### Task
Your answer must match the data word for word.
*** Block opens ***
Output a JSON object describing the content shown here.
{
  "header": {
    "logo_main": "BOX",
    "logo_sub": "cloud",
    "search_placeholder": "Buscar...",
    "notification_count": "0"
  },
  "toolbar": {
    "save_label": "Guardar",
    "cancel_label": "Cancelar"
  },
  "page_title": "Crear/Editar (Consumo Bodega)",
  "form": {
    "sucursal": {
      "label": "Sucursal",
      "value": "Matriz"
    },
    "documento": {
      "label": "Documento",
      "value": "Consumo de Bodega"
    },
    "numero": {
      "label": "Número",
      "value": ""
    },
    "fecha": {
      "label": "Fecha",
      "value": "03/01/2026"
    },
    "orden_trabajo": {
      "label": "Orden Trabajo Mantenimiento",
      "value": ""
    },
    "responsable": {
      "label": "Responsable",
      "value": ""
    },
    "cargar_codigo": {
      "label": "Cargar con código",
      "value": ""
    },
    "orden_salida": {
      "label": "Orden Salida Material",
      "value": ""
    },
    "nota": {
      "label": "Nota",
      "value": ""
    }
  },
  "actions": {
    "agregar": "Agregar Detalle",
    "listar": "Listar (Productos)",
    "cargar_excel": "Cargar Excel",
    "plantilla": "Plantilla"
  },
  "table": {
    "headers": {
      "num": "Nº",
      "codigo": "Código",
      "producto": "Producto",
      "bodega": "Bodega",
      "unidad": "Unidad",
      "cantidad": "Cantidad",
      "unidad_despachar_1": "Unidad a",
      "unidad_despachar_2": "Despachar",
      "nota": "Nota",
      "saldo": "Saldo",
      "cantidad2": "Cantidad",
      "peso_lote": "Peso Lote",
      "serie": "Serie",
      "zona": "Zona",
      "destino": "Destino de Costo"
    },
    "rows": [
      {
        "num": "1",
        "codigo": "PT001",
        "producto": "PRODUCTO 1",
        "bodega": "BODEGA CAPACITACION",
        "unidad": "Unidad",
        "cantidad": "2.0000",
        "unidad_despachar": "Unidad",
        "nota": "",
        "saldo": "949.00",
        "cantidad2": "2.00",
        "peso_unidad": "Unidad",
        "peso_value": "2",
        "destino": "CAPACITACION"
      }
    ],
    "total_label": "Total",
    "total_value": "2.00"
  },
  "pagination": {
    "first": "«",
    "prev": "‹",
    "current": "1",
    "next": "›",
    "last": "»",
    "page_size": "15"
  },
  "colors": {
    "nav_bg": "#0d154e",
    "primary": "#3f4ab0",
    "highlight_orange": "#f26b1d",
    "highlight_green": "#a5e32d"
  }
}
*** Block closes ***
### Your solution
Output a JSON object describing the content shown here.
{
  "header": {
    "logo_main": "BOX",
    "logo_sub": "cloud",
    "search_placeholder": "Buscar...",
    "notification_count": "0"
  },
  "toolbar": {
    "save_label": "Guardar",
    "cancel_label": "Cancelar"
  },
  "page_title": "Crear/Editar (Consumo Bodega)",
  "form": {
    "sucursal": {
      "label": "Sucursal",
      "value": "Matriz"
    },
    "documento": {
      "label": "Documento",
      "value": "Consumo de Bodega"
    },
    "numero": {
      "label": "Número",
      "value": ""
    },
    "fecha": {
      "label": "Fecha",
      "value": "03/01/2026"
    },
    "orden_trabajo": {
      "label": "Orden Trabajo Mantenimiento",
      "value": ""
    },
    "responsable": {
      "label": "Responsable",
      "value": ""
    },
    "cargar_codigo": {
      "label": "Cargar con código",
      "value": ""
    },
    "orden_salida": {
      "label": "Orden Salida Material",
      "value": ""
    },
    "nota": {
      "label": "Nota",
      "value": ""
    }
  },
  "actions": {
    "agregar": "Agregar Detalle",
    "listar": "Listar (Productos)",
    "cargar_excel": "Cargar Excel",
    "plantilla": "Plantilla"
  },
  "table": {
    "headers": {
      "num": "Nº",
      "codigo": "Código",
      "producto": "Producto",
      "bodega": "Bodega",
      "unidad": "Unidad",
      "cantidad": "Cantidad",
      "unidad_despachar_1": "Unidad a",
      "unidad_despachar_2": "Despachar",
      "nota": "Nota",
      "saldo": "Saldo",
      "cantidad2": "Cantidad",
      "peso_lote": "Peso Lote",
      "serie": "Serie",
      "zona": "Zona",
      "destino": "Destino de Costo"
    },
    "rows": [
      {
        "num": "1",
        "codigo": "PT001",
        "producto": "PRODUCTO 1",
        "bodega": "BODEGA CAPACITACION",
        "unidad": "Unidad",
        "cantidad": "2.0000",
        "unidad_despachar": "Unidad",
        "nota": "",
        "saldo": "949.00",
        "cantidad2": "2.00",
        "peso_unidad": "Unidad",
        "peso_value": "2",
        "destino": "CAPACITACION"
      }
    ],
    "total_label": "Total",
    "total_value": "2.00"
  },
  "pagination": {
    "first": "«",
    "prev": "‹",
    "current": "1",
    "next": "›",
    "last": "»",
    "page_size": "15"
  },
  "colors": {
    "nav_bg": "#0d154e",
    "primary": "#3f4ab0",
    "highlight_orange": "#f26b1d",
    "highlight_green": "#a5e32d"
  }
}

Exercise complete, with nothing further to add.